There were so many other moments throughout that week that I hope I can always remember. For example, the excitement of students realizing that failure is a necessary part of education, after trying to interview people in the mall for Jaye’s design thinking class. Or hearing the passion resonate in all seven finalists in the speech competition, regardless of shaking hands or quivering voices. Or the bright eyes and eager minds who would pull each of us fellows aside for random conversations about our workshop topics or just to learn what life and school is like at Harvard (or Stanford, where two of this year's fellows come from). In our closing awards ceremony and dinner Friday evening, there was a wonderful open forum where Fellows, staff, students, and parents could get up and share their thoughts and memories about the week-long camp experience. The microphone was dominated by students for nearly an hour as they recounted the memories, learning, laughs, and changes they’ve experienced throughout the five days together. More than one student shared how they dreaded coming to the camp, yet publicly said his/her parents had the right to say “I told you so!” - meaning that the overall camp experience was well worth the student’s time and intellectual investment to attend. Another student recounted his experience, saying at the beginning of the week the fellows seemed completely unapproachable due to our labels / degrees from Harvard and Stanford. Yet within only a few days time, the student realized that we were just people, too, and the openness towards learning and engaging with us fellows was palpable. Instead of shying away or quietly waving from across the hall, we could see this change in approachability among all the students, hearing our names, “Ms. Rachel!”, called out in the cafeteria, classes and hallways. We tried to encourage students with ways to continue this learning, to hold on to their inspiration, and to keep their friendships and networks alive. Given the number of hugs, selfies, autographs, and follow-up emails, I truly hope these kids will keep their own dreams alive.
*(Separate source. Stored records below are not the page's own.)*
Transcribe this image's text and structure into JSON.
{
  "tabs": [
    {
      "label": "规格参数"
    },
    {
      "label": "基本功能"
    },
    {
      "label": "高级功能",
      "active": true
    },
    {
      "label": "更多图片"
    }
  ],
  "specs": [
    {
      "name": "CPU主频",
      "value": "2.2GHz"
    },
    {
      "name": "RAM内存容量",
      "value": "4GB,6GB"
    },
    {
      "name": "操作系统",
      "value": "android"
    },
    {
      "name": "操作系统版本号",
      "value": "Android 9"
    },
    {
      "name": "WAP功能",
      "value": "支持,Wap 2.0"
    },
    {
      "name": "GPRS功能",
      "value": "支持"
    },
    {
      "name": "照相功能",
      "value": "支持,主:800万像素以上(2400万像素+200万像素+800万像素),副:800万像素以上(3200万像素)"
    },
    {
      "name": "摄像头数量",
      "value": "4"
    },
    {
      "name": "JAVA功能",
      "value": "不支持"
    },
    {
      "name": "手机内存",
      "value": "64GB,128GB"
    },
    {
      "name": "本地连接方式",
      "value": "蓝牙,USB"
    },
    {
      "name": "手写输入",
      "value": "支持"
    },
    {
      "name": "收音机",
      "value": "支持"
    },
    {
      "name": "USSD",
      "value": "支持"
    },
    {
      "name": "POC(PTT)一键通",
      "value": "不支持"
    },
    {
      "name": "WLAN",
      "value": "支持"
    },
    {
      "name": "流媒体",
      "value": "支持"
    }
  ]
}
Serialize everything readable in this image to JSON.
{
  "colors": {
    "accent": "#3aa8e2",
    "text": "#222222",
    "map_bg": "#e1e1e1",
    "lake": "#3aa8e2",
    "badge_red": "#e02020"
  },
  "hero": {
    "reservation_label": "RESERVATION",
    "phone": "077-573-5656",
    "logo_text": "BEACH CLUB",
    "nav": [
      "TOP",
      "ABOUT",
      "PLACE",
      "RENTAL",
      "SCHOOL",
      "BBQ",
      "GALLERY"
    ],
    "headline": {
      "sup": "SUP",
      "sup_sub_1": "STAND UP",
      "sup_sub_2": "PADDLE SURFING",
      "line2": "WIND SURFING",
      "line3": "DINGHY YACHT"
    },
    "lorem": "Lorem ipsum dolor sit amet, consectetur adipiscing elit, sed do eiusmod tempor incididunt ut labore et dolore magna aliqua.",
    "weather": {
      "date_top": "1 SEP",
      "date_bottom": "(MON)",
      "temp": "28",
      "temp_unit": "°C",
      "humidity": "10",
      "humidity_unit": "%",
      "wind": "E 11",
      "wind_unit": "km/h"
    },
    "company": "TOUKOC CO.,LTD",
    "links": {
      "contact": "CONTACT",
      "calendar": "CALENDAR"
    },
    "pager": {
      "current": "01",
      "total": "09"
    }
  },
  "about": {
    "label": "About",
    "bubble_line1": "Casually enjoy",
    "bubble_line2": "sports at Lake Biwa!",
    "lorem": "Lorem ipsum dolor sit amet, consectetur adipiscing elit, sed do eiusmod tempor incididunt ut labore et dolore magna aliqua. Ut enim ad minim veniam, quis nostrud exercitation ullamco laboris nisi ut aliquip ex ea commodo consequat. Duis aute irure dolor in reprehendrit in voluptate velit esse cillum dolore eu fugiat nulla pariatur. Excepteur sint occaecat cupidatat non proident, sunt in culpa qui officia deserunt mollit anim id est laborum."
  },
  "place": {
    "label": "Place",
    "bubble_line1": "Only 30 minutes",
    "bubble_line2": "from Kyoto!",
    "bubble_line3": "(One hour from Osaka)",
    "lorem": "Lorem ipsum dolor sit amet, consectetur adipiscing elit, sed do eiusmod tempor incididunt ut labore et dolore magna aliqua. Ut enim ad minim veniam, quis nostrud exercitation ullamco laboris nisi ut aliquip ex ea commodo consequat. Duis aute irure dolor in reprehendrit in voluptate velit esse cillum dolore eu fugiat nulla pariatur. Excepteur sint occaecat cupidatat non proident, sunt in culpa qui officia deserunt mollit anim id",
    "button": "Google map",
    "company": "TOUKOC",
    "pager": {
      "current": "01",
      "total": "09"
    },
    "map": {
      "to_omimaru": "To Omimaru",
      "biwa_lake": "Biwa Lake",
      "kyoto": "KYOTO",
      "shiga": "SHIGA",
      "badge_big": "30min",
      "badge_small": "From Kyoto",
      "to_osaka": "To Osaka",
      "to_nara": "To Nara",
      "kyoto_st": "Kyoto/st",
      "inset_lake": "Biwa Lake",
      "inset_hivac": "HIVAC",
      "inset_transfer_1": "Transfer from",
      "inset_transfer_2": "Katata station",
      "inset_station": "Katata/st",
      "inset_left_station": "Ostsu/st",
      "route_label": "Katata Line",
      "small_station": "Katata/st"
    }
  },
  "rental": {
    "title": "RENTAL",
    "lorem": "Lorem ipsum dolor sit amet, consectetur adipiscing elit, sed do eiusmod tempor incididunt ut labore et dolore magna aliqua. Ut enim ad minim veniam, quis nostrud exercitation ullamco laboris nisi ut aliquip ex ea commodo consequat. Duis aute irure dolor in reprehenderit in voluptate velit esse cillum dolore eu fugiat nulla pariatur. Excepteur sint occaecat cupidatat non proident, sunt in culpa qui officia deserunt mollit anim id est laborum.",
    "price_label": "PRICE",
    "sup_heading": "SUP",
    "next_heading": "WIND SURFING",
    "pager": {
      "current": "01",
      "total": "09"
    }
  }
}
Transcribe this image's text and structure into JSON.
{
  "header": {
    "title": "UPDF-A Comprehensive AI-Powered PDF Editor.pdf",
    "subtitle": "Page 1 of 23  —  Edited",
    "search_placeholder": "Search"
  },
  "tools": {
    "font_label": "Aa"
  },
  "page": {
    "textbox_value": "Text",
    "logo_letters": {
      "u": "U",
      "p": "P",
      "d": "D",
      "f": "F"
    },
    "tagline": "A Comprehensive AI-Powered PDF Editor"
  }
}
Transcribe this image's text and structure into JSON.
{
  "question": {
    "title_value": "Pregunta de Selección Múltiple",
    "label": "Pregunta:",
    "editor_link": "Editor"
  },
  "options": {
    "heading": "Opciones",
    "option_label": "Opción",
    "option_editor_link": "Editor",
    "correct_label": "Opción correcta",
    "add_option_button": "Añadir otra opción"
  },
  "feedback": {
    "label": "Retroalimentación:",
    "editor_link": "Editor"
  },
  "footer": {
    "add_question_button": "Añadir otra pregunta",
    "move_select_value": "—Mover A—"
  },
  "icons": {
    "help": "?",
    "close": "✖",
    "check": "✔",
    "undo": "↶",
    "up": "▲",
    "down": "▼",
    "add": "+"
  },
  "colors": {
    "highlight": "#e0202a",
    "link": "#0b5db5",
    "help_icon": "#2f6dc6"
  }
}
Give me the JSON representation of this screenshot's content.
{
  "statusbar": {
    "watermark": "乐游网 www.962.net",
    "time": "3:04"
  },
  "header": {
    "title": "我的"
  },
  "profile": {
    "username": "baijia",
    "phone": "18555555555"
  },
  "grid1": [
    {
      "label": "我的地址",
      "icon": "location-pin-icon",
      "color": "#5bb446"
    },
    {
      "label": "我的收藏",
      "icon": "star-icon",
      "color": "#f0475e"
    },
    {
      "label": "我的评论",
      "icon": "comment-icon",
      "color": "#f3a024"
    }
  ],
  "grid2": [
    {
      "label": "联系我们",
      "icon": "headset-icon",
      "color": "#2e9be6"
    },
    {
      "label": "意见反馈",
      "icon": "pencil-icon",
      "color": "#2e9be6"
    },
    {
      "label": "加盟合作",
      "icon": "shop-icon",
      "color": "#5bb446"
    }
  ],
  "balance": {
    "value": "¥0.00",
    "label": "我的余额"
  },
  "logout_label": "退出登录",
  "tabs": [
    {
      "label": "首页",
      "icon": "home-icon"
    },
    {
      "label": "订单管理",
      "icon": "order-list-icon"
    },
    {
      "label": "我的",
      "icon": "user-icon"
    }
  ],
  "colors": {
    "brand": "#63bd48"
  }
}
This teaching fellowship has been a wonderful way to reflect on my HGSE experiences from the past two years. I’ve been continually reviewing my own notes and learning, pulling in various elements from nearly every single one of my HGSE classes into the classes that I lead each week. The energy it takes to be “on” in the classroom, to spur thinking, connect ideas, and encourage individual learning and application, never ceases to amaze me. Perhaps this is due in part (at least this time) to the fact that this is the first time that I’m not in a music environment, the world that has been my comfort zone for my career to date. I’ve wanted to explore how these transferrable skills could be applied to areas outside of music, and this Fellowship has been a great opportunity to develop the capacity and language to think beyond my comfort zone. As I think back on this week and the genuinely warm reception the students gave us at the closing ceremony last night, I am again reminded of the story Professor Karen Brennan told at the HGSE commencement ceremonies only a few weeks ago. While students feel they receive life-changing experiences through an intensive educational experience, often times it’s the instructor that gains just as much (if not more) from sharing the classroom with great students.